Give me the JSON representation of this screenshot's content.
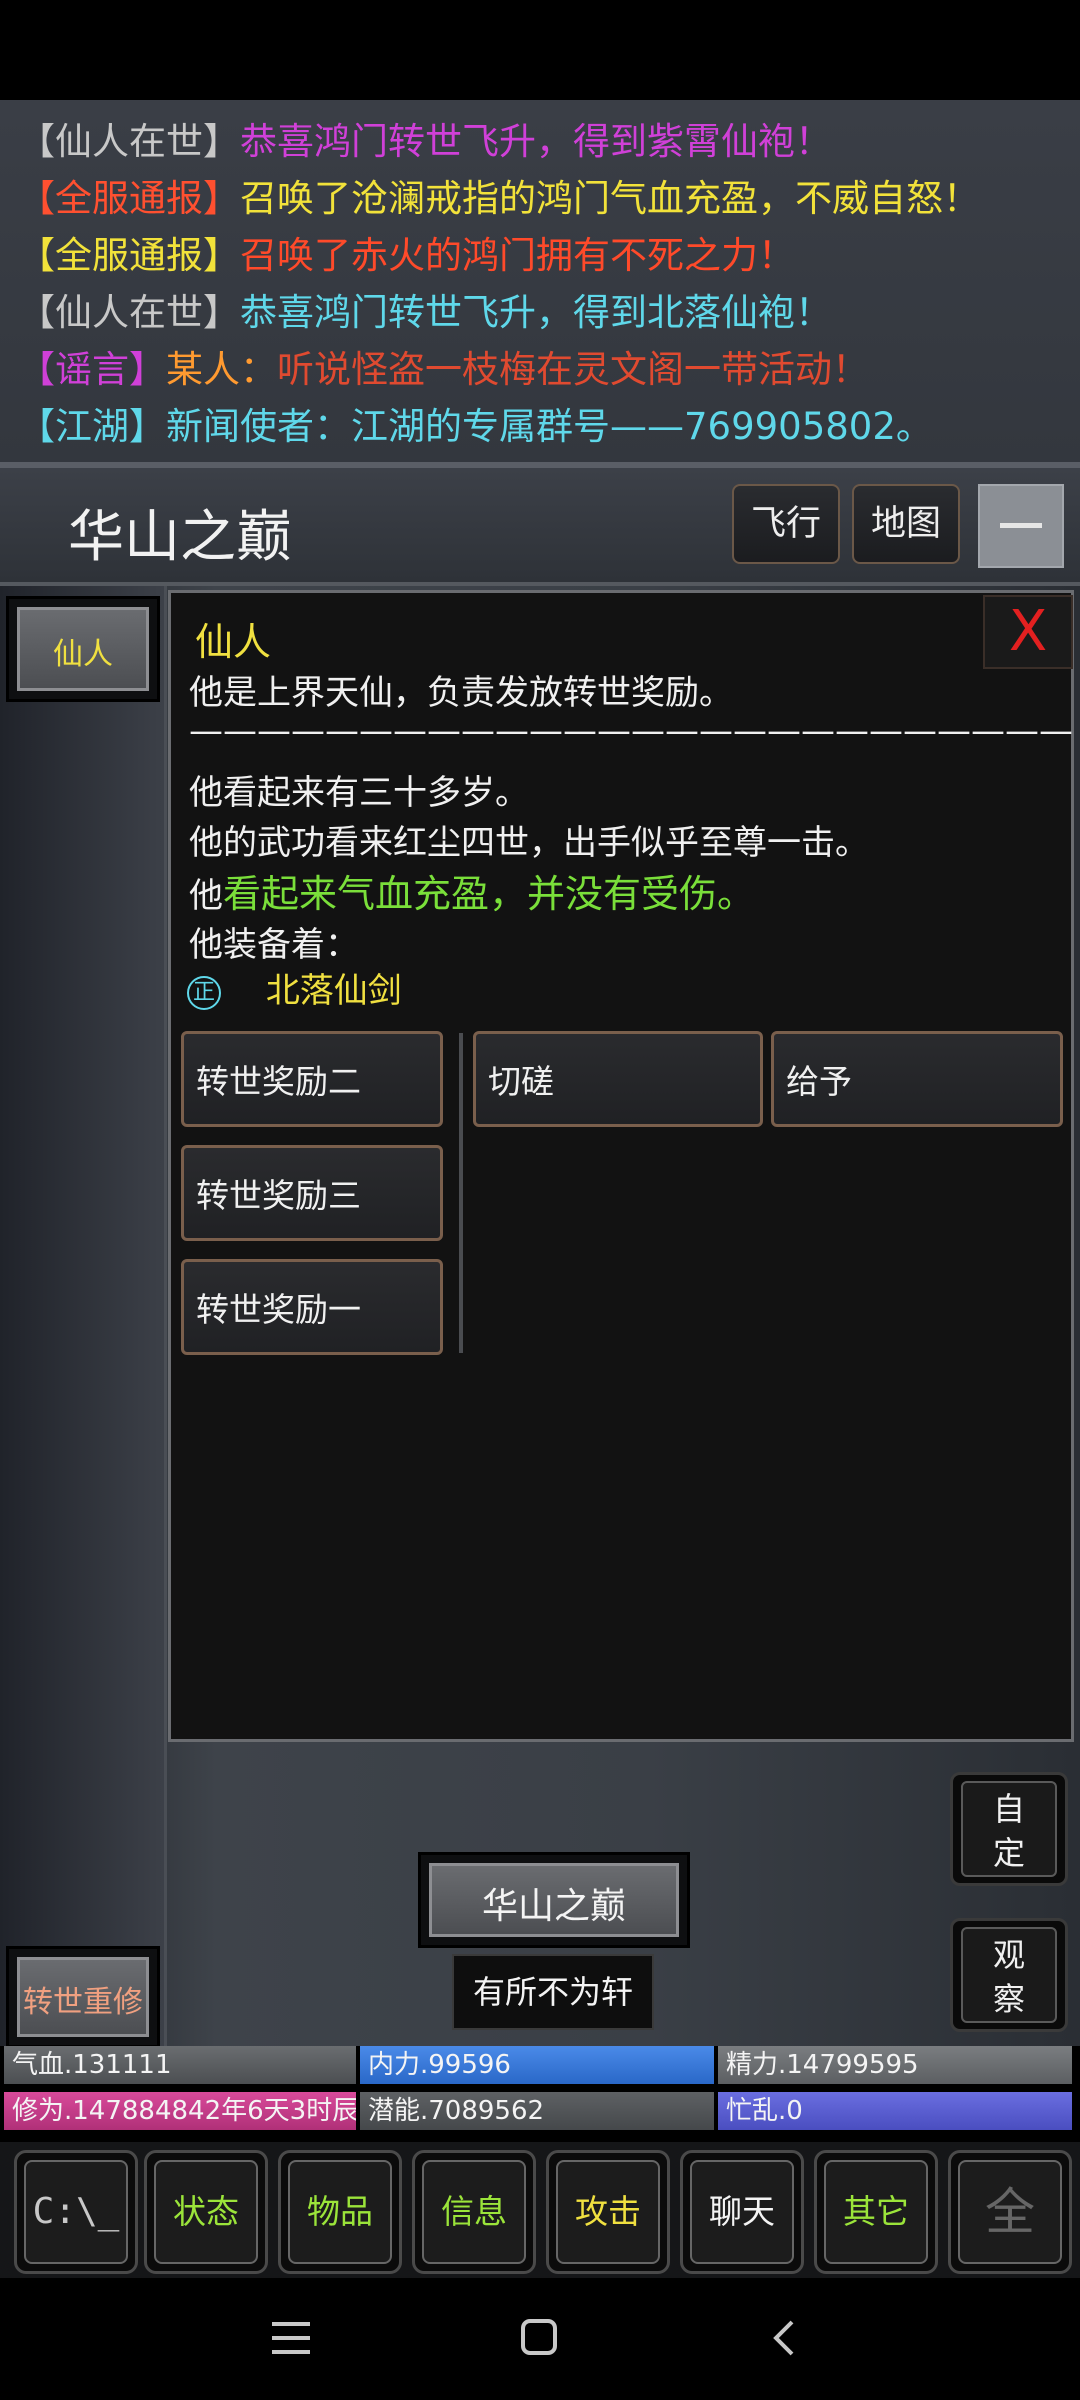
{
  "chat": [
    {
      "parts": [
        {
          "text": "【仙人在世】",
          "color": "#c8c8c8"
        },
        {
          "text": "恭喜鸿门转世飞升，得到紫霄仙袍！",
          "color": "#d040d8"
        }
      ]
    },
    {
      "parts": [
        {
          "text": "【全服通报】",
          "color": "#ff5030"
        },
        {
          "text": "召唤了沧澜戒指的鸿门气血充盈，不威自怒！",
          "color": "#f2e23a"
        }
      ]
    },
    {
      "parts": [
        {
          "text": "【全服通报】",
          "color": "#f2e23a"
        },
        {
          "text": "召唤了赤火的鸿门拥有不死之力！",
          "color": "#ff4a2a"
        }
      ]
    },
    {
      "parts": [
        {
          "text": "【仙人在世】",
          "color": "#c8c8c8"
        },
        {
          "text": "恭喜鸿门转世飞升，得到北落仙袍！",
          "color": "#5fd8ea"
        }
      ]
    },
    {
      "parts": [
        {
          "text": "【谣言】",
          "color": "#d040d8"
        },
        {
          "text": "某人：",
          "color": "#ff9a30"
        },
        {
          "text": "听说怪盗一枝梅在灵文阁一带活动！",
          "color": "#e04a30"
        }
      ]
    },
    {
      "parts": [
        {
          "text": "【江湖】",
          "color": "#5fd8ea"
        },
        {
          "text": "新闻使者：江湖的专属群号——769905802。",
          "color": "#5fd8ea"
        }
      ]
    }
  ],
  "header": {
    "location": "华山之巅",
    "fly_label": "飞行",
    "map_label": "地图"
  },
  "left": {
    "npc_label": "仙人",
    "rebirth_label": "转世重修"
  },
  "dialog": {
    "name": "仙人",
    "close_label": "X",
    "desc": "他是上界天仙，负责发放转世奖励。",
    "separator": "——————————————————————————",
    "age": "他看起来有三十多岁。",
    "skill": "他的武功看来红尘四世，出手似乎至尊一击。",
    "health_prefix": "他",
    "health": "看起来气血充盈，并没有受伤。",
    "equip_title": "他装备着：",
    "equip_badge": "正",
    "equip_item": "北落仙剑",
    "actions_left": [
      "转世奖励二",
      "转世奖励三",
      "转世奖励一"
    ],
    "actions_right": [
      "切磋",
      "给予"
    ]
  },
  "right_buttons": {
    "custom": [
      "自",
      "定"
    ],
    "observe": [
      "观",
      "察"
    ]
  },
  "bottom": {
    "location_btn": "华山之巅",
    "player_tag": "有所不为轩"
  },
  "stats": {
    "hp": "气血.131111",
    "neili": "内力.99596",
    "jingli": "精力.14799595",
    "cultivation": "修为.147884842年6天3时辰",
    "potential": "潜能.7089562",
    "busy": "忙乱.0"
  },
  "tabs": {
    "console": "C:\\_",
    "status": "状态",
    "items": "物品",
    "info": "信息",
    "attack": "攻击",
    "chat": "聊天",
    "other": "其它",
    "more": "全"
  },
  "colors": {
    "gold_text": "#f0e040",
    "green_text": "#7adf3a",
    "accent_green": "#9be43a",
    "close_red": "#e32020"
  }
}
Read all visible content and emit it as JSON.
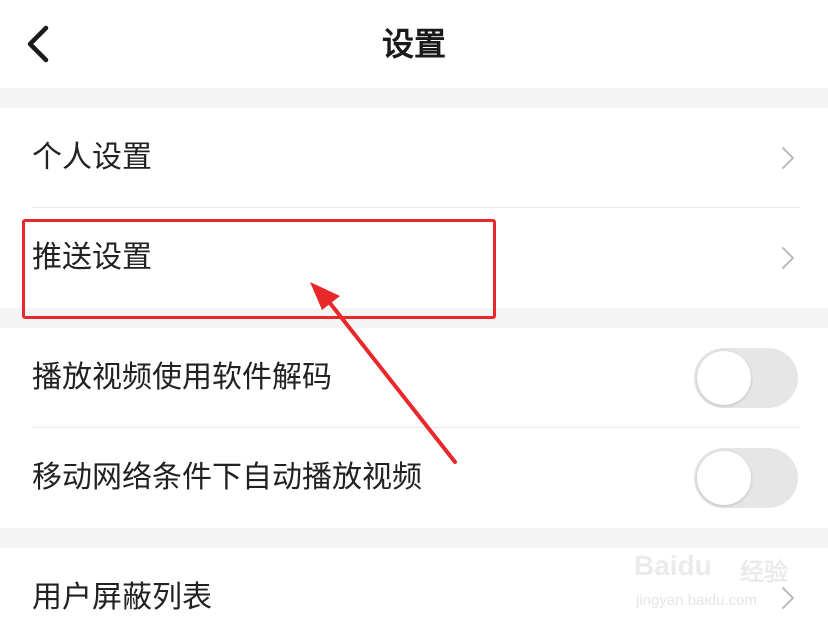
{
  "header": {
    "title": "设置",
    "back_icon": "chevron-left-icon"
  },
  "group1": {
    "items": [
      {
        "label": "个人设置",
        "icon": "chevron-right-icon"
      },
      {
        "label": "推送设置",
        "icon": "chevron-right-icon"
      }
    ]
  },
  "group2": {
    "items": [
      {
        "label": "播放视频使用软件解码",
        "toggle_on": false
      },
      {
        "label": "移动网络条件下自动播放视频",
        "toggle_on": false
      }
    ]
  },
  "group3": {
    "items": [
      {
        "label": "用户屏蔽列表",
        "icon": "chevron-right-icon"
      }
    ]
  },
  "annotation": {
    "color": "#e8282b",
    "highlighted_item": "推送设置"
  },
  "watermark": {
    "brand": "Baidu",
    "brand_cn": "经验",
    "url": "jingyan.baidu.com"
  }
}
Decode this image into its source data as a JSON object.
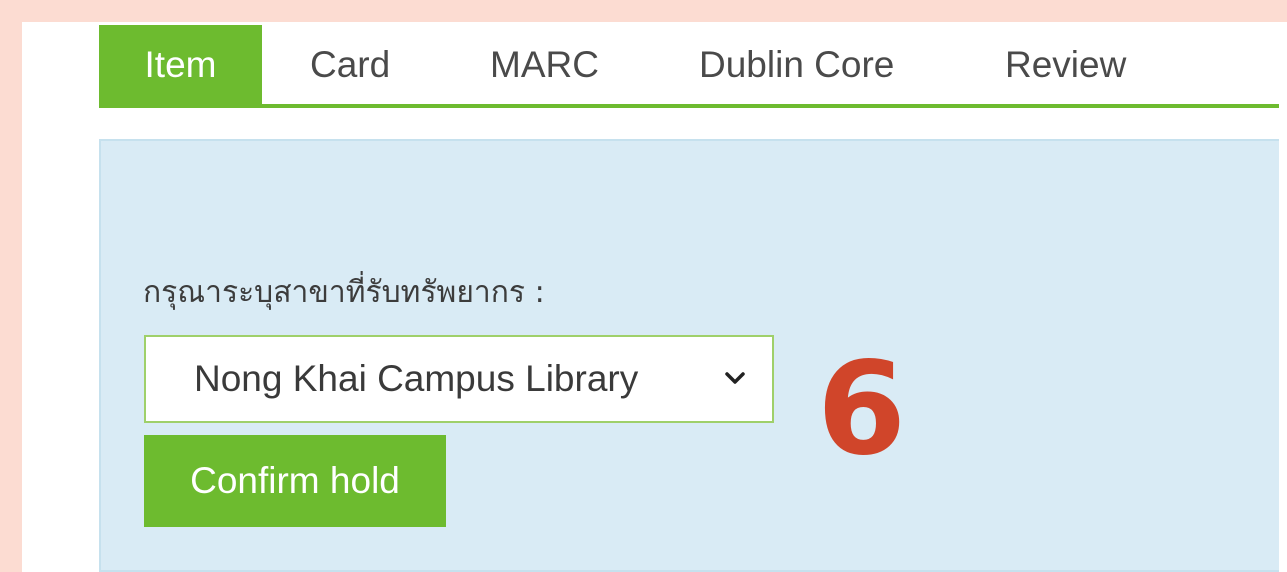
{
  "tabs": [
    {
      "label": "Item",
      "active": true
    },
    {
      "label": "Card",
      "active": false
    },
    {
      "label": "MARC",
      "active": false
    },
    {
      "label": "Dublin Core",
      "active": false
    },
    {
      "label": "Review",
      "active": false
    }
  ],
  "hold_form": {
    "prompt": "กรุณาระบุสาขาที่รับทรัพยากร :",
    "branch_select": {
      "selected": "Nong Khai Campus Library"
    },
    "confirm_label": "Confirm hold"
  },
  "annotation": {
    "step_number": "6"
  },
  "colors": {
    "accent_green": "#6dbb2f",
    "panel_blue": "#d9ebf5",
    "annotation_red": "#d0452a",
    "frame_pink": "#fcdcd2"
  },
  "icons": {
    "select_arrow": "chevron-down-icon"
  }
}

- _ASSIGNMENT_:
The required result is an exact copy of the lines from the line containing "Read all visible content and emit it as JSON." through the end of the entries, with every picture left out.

- _SOLUTION_:
Read all visible content and emit it as JSON.
{
  "header": {
    "title": "设置",
    "back_icon": "chevron-left-icon"
  },
  "group1": {
    "items": [
      {
        "label": "个人设置",
        "icon": "chevron-right-icon"
      },
      {
        "label": "推送设置",
        "icon": "chevron-right-icon"
      }
    ]
  },
  "group2": {
    "items": [
      {
        "label": "播放视频使用软件解码",
        "toggle_on": false
      },
      {
        "label": "移动网络条件下自动播放视频",
        "toggle_on": false
      }
    ]
  },
  "group3": {
    "items": [
      {
        "label": "用户屏蔽列表",
        "icon": "chevron-right-icon"
      }
    ]
  },
  "annotation": {
    "color": "#e8282b",
    "highlighted_item": "推送设置"
  },
  "watermark": {
    "brand": "Baidu",
    "brand_cn": "经验",
    "url": "jingyan.baidu.com"
  }
}
Decode this image into its source data as a JSON object.
{
  "tabs": [
    {
      "label": "Item",
      "active": true
    },
    {
      "label": "Card",
      "active": false
    },
    {
      "label": "MARC",
      "active": false
    },
    {
      "label": "Dublin Core",
      "active": false
    },
    {
      "label": "Review",
      "active": false
    }
  ],
  "hold_form": {
    "prompt": "กรุณาระบุสาขาที่รับทรัพยากร :",
    "branch_select": {
      "selected": "Nong Khai Campus Library"
    },
    "confirm_label": "Confirm hold"
  },
  "annotation": {
    "step_number": "6"
  },
  "colors": {
    "accent_green": "#6dbb2f",
    "panel_blue": "#d9ebf5",
    "annotation_red": "#d0452a",
    "frame_pink": "#fcdcd2"
  },
  "icons": {
    "select_arrow": "chevron-down-icon"
  }
}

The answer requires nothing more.